>>

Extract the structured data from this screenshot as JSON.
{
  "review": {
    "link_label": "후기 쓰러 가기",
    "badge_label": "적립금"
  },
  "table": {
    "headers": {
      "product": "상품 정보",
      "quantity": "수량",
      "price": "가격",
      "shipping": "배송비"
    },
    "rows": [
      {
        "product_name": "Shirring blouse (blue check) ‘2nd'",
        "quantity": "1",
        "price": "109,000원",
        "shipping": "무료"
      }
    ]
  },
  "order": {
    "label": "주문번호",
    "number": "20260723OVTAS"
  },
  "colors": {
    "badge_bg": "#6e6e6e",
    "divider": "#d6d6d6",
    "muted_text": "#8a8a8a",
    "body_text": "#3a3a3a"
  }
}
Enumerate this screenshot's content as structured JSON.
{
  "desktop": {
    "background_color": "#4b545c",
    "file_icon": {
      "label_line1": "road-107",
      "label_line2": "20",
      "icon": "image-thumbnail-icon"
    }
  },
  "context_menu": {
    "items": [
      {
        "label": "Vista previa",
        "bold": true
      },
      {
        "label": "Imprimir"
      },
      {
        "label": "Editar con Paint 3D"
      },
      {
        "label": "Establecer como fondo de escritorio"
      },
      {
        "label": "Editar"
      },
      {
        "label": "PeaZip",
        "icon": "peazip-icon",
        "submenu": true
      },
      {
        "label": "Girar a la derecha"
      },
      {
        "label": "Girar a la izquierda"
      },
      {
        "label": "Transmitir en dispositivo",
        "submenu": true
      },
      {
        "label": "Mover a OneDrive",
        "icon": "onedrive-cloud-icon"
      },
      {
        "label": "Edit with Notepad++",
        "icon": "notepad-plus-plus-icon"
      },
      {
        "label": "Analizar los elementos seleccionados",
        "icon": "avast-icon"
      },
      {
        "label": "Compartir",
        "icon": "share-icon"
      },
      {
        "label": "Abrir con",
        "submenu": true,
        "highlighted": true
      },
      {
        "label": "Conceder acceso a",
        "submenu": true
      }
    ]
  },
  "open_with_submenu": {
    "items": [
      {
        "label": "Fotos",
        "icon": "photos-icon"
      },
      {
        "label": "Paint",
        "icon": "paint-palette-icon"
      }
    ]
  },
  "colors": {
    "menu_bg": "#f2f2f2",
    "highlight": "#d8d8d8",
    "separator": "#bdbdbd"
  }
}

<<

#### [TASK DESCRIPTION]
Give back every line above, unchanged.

#### [ANSWER FOR THIS EXERCISE]
Extract the structured data from this screenshot as JSON.
{
  "review": {
    "link_label": "후기 쓰러 가기",
    "badge_label": "적립금"
  },
  "table": {
    "headers": {
      "product": "상품 정보",
      "quantity": "수량",
      "price": "가격",
      "shipping": "배송비"
    },
    "rows": [
      {
        "product_name": "Shirring blouse (blue check) ‘2nd'",
        "quantity": "1",
        "price": "109,000원",
        "shipping": "무료"
      }
    ]
  },
  "order": {
    "label": "주문번호",
    "number": "20260723OVTAS"
  },
  "colors": {
    "badge_bg": "#6e6e6e",
    "divider": "#d6d6d6",
    "muted_text": "#8a8a8a",
    "body_text": "#3a3a3a"
  }
}
Enumerate this screenshot's content as structured JSON.
{
  "desktop": {
    "background_color": "#4b545c",
    "file_icon": {
      "label_line1": "road-107",
      "label_line2": "20",
      "icon": "image-thumbnail-icon"
    }
  },
  "context_menu": {
    "items": [
      {
        "label": "Vista previa",
        "bold": true
      },
      {
        "label": "Imprimir"
      },
      {
        "label": "Editar con Paint 3D"
      },
      {
        "label": "Establecer como fondo de escritorio"
      },
      {
        "label": "Editar"
      },
      {
        "label": "PeaZip",
        "icon": "peazip-icon",
        "submenu": true
      },
      {
        "label": "Girar a la derecha"
      },
      {
        "label": "Girar a la izquierda"
      },
      {
        "label": "Transmitir en dispositivo",
        "submenu": true
      },
      {
        "label": "Mover a OneDrive",
        "icon": "onedrive-cloud-icon"
      },
      {
        "label": "Edit with Notepad++",
        "icon": "notepad-plus-plus-icon"
      },
      {
        "label": "Analizar los elementos seleccionados",
        "icon": "avast-icon"
      },
      {
        "label": "Compartir",
        "icon": "share-icon"
      },
      {
        "label": "Abrir con",
        "submenu": true,
        "highlighted": true
      },
      {
        "label": "Conceder acceso a",
        "submenu": true
      }
    ]
  },
  "open_with_submenu": {
    "items": [
      {
        "label": "Fotos",
        "icon": "photos-icon"
      },
      {
        "label": "Paint",
        "icon": "paint-palette-icon"
      }
    ]
  },
  "colors": {
    "menu_bg": "#f2f2f2",
    "highlight": "#d8d8d8",
    "separator": "#bdbdbd"
  }
}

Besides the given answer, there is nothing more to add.